For the past few months, I’ve been working with a teacher of the Alexander Technique (who is also a recorder player, so is familiar with an instrument of this type) to try to figure out how to hold the flute in what Alexander called the “position of mechanical advantage.” This has made me rethink a lot of what I do with my body: not just my thumb and hand, but also my shoulder and how I breathe.
It’s become apparent that the pain in my thumb will most likely not go away if I continue as I was, so I have begun the frustrating path of learning to play with my right hand on top of the flute instead of on the bottom. This is a surprisingly difficult change, as all the muscle memory that has built up in two years of learning the instrument has to change. While the fingers still cover two holes, they do so at different angles, and they perform differently when playing.
At first, it was hard to play any notes because of leakages. I’ve gotten to the point now where I can play most notes without leakages (when my teacher tried switching hands, she couldn’t play very much either), and my fingers are getting used to their new positions.
One thing I’ve done to help hold the flute more comfortable is I’ve added a thumb rest. This was recommended by a number of players who have had thumb pain (which I have found is quite common). Some use a recorder thumb rest, which is a plastic device that clips onto the instrument. One person recommended tying a leather thong around the instrument. But my Alexander teacher made a suggestion that has proved to be the easiest: Blu-Tak.
Take a small piece of Blu-Tak and position it where it will provide support. It’s easy to move and place anywhere, it sticks to the flute without damaging it, and is easy to remove.
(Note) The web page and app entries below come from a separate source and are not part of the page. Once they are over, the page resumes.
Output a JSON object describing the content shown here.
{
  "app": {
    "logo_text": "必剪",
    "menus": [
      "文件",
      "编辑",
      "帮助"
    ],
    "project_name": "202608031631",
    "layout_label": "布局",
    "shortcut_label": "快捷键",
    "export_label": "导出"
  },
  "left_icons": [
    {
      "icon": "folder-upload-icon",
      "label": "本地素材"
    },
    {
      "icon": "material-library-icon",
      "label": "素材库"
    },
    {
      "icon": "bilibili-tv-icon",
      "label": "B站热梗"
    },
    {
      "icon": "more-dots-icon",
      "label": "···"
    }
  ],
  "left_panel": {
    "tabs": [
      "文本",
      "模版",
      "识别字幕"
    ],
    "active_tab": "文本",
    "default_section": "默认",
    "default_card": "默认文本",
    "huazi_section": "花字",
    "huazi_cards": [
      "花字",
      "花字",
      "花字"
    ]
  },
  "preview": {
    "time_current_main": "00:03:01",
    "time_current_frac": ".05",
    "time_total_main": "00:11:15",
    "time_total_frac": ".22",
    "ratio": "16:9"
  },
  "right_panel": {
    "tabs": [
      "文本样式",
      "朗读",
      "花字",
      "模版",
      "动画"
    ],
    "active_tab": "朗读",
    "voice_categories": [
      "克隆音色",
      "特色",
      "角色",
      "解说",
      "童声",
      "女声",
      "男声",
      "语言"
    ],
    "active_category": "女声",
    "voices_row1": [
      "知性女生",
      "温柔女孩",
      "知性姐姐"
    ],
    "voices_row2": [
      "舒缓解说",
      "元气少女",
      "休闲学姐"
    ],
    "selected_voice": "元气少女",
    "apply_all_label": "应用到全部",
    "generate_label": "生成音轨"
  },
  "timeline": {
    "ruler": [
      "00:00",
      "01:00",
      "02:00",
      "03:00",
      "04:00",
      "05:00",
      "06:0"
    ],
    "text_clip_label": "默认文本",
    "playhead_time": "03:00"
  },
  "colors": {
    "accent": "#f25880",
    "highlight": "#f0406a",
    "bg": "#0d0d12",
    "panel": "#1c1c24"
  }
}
Using a thumb rest means that the hand doesn’t grip as hard to hold the flute, which is a slippery piece of bamboo, reducing a bit of stress when playing.